[[ Excerpted data, beginning ]]

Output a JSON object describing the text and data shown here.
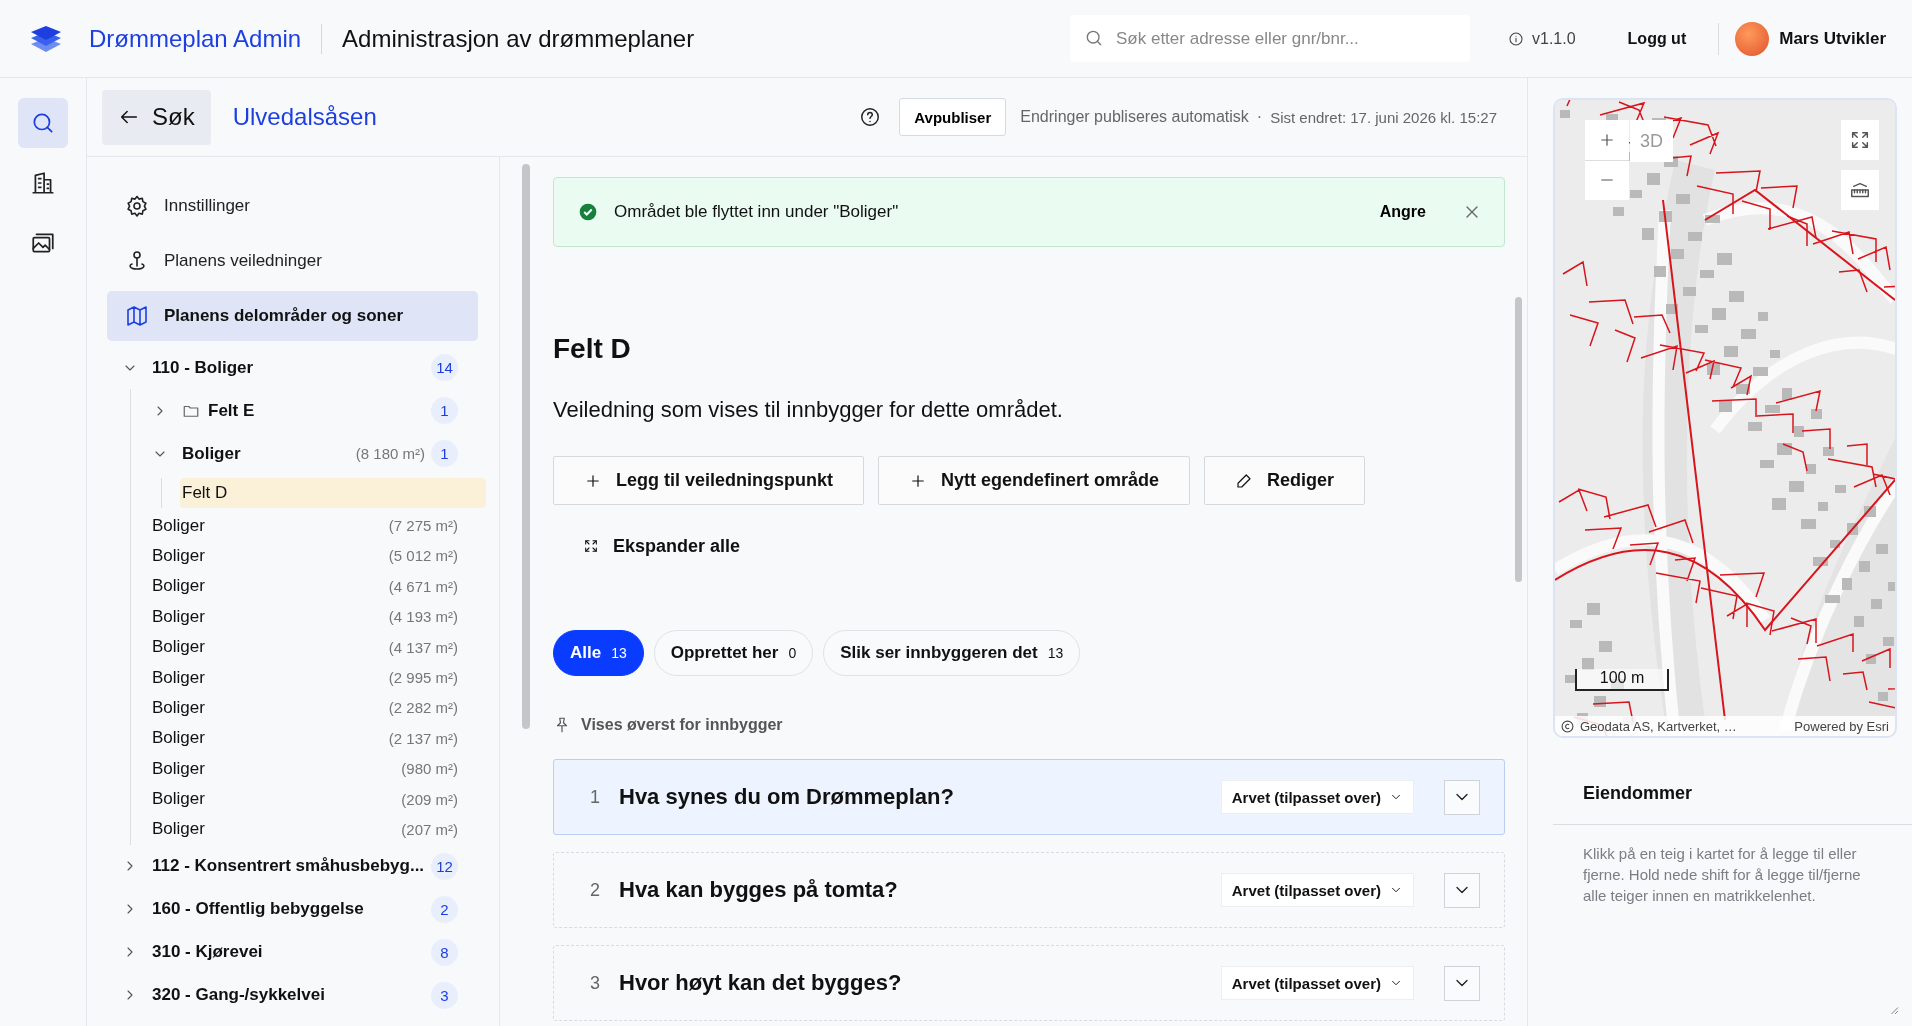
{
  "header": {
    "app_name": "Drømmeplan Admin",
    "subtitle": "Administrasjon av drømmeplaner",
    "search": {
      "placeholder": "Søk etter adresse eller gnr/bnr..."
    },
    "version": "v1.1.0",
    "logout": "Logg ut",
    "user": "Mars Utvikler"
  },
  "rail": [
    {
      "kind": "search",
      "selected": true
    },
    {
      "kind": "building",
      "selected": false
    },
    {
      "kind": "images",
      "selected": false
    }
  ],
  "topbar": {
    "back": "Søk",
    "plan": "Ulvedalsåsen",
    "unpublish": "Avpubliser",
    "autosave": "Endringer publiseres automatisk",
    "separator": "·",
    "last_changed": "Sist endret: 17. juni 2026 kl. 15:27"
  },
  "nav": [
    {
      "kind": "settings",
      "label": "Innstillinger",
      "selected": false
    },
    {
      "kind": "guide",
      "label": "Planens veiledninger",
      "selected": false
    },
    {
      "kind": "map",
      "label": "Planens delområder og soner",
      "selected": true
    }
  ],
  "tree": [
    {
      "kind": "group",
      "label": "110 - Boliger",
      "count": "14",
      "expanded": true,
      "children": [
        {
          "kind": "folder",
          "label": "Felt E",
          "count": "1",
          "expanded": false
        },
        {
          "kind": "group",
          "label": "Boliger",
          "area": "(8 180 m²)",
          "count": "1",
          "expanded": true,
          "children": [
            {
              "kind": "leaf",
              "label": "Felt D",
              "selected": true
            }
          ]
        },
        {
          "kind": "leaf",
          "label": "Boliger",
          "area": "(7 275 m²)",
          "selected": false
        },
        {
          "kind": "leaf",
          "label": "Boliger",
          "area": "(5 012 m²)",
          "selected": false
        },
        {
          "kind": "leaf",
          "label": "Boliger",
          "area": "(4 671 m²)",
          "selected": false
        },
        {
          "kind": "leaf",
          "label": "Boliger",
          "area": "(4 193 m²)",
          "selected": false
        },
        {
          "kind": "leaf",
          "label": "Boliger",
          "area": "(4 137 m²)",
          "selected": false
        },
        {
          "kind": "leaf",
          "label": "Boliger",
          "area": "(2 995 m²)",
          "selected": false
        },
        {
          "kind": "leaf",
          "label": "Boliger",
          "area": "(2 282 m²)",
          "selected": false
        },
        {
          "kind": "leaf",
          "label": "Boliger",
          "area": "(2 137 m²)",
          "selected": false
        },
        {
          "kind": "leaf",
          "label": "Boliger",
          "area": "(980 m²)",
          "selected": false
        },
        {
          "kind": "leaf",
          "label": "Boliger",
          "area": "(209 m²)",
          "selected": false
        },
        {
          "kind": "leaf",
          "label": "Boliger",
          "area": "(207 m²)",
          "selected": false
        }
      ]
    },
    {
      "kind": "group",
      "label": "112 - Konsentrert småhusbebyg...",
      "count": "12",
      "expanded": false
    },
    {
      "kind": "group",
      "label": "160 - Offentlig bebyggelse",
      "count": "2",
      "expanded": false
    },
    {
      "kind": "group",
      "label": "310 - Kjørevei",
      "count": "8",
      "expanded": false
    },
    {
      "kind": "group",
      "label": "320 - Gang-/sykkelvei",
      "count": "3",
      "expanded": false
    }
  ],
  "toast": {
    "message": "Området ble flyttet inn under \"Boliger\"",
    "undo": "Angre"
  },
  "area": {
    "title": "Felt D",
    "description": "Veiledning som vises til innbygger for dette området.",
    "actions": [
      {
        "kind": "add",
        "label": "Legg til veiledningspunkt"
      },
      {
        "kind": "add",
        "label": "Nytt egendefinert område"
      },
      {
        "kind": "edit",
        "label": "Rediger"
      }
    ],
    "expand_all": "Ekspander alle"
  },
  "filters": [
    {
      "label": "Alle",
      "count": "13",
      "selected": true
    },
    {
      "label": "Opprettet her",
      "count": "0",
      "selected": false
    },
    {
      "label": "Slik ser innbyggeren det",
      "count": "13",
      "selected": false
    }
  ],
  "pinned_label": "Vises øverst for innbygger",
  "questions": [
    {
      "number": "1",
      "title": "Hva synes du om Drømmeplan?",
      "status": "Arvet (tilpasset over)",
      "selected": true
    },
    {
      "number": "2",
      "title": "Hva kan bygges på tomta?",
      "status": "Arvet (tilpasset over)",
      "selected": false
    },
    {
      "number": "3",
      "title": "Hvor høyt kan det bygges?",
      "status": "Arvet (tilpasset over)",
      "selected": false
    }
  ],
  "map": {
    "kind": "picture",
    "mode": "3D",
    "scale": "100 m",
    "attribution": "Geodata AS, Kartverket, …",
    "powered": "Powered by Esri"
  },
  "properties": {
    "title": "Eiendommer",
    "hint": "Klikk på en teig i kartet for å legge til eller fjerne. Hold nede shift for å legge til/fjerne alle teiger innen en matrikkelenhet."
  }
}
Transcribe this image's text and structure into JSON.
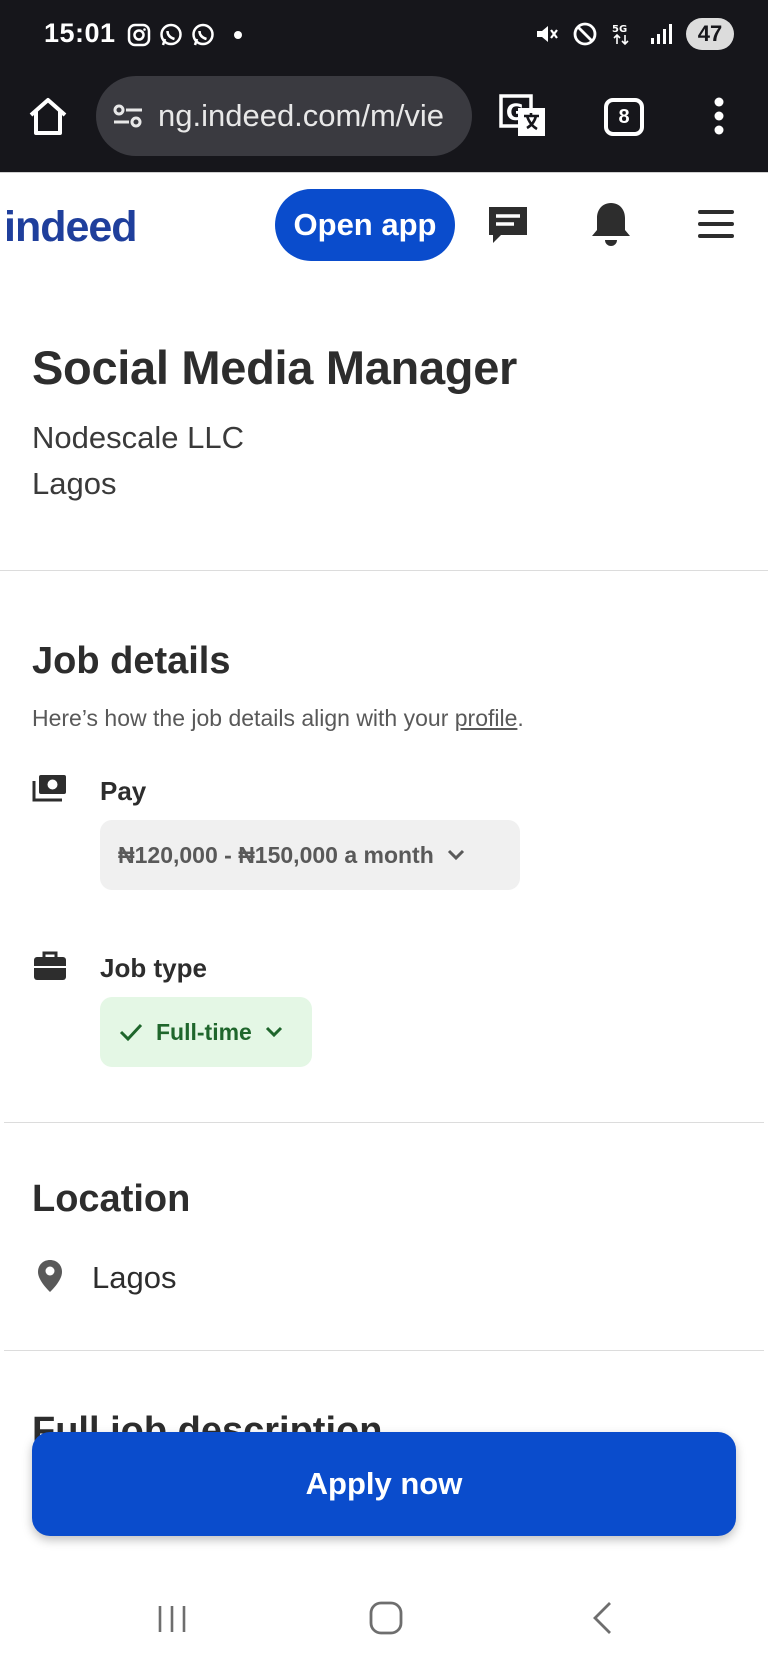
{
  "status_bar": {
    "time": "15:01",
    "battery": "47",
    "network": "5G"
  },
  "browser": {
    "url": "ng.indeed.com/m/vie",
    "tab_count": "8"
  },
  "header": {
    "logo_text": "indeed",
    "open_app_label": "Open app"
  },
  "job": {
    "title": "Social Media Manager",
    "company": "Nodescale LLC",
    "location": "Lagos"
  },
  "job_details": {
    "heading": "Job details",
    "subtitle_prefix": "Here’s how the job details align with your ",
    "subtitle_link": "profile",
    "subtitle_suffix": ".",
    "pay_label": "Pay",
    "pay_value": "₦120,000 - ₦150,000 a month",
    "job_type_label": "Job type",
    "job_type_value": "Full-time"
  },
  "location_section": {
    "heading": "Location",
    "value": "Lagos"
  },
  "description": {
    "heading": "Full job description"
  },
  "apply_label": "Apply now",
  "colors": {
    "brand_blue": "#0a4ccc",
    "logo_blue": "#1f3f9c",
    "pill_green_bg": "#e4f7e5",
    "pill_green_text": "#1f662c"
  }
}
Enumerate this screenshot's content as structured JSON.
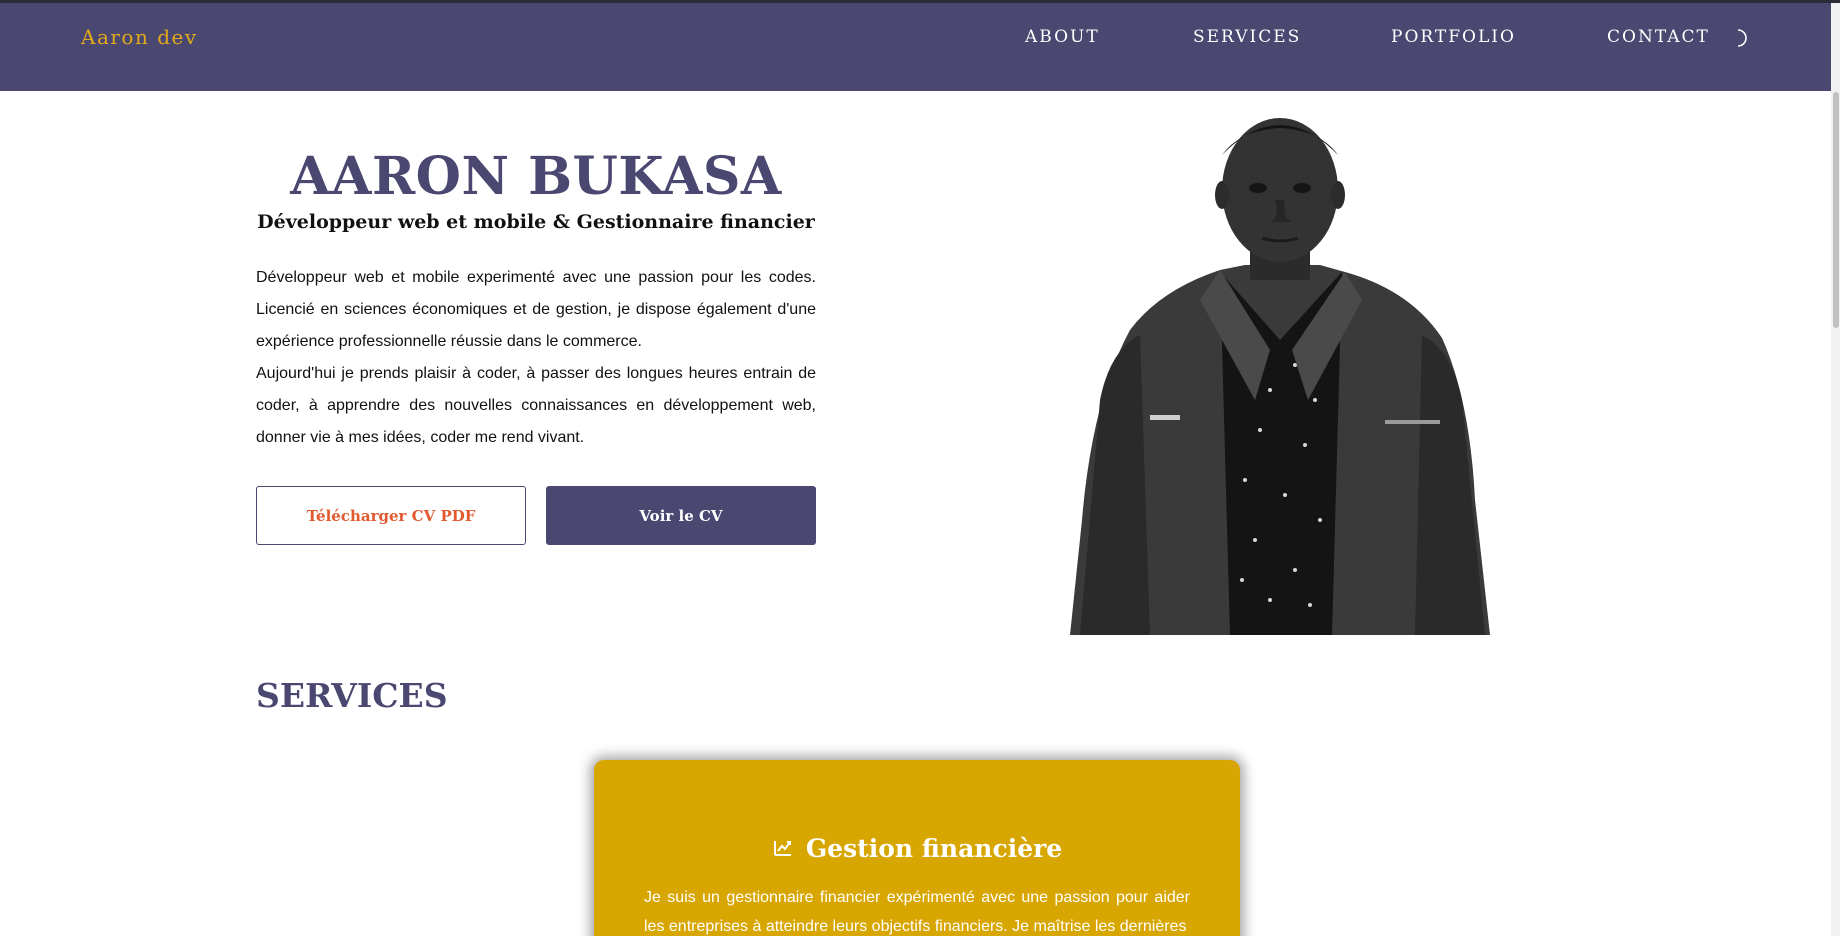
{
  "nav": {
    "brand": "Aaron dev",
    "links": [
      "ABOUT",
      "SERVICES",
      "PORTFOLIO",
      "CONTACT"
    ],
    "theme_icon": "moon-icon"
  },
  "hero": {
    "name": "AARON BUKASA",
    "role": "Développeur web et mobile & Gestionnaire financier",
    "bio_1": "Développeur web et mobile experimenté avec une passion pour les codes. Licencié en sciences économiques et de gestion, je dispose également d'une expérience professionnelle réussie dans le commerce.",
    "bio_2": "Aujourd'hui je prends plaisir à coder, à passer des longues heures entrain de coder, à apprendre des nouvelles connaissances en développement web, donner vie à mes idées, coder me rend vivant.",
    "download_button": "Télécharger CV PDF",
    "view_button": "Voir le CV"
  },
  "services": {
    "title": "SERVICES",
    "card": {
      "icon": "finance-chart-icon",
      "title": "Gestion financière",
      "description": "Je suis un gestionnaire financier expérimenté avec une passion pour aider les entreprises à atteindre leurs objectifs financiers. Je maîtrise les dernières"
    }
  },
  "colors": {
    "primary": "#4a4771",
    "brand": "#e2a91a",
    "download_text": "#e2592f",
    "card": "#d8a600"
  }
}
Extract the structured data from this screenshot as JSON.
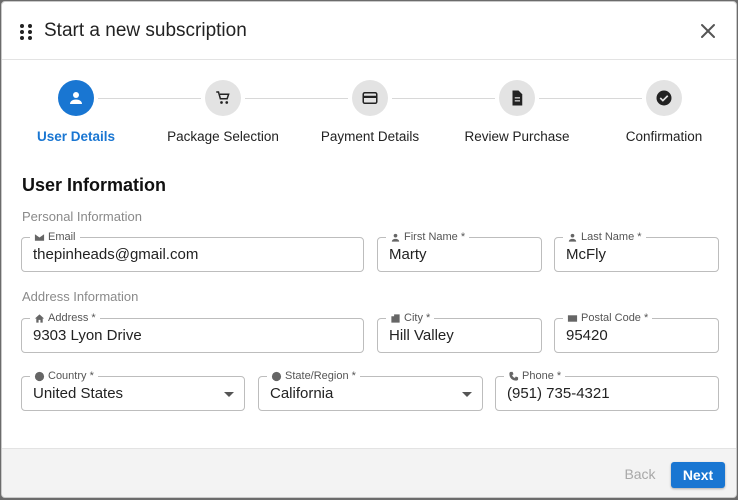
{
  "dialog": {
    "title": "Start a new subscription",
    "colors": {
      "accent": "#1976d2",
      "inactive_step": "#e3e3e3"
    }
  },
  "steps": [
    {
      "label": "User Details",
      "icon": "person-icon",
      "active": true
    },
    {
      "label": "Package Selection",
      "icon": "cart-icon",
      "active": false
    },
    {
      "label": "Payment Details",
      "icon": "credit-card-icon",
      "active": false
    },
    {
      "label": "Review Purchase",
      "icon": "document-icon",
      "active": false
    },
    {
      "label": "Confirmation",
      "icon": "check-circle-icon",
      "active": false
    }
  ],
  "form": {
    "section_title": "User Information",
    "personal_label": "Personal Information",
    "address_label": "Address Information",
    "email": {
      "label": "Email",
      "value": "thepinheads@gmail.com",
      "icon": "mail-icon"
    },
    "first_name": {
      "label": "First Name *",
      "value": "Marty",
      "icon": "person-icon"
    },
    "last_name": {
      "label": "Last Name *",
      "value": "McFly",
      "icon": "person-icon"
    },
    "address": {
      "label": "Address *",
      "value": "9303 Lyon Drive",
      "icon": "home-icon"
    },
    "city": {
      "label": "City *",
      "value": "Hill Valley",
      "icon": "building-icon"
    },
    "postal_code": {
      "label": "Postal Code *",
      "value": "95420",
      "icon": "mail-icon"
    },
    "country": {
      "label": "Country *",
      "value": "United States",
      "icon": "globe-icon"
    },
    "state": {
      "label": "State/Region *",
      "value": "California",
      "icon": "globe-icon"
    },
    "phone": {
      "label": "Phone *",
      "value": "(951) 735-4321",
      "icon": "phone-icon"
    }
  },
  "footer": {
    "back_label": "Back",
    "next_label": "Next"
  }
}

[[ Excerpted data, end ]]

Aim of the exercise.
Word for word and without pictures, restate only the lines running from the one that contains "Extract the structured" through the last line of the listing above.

Response to this task.
Extract the structured data from this screenshot as JSON.
{
  "dialog": {
    "title": "Start a new subscription",
    "colors": {
      "accent": "#1976d2",
      "inactive_step": "#e3e3e3"
    }
  },
  "steps": [
    {
      "label": "User Details",
      "icon": "person-icon",
      "active": true
    },
    {
      "label": "Package Selection",
      "icon": "cart-icon",
      "active": false
    },
    {
      "label": "Payment Details",
      "icon": "credit-card-icon",
      "active": false
    },
    {
      "label": "Review Purchase",
      "icon": "document-icon",
      "active": false
    },
    {
      "label": "Confirmation",
      "icon": "check-circle-icon",
      "active": false
    }
  ],
  "form": {
    "section_title": "User Information",
    "personal_label": "Personal Information",
    "address_label": "Address Information",
    "email": {
      "label": "Email",
      "value": "thepinheads@gmail.com",
      "icon": "mail-icon"
    },
    "first_name": {
      "label": "First Name *",
      "value": "Marty",
      "icon": "person-icon"
    },
    "last_name": {
      "label": "Last Name *",
      "value": "McFly",
      "icon": "person-icon"
    },
    "address": {
      "label": "Address *",
      "value": "9303 Lyon Drive",
      "icon": "home-icon"
    },
    "city": {
      "label": "City *",
      "value": "Hill Valley",
      "icon": "building-icon"
    },
    "postal_code": {
      "label": "Postal Code *",
      "value": "95420",
      "icon": "mail-icon"
    },
    "country": {
      "label": "Country *",
      "value": "United States",
      "icon": "globe-icon"
    },
    "state": {
      "label": "State/Region *",
      "value": "California",
      "icon": "globe-icon"
    },
    "phone": {
      "label": "Phone *",
      "value": "(951) 735-4321",
      "icon": "phone-icon"
    }
  },
  "footer": {
    "back_label": "Back",
    "next_label": "Next"
  }
}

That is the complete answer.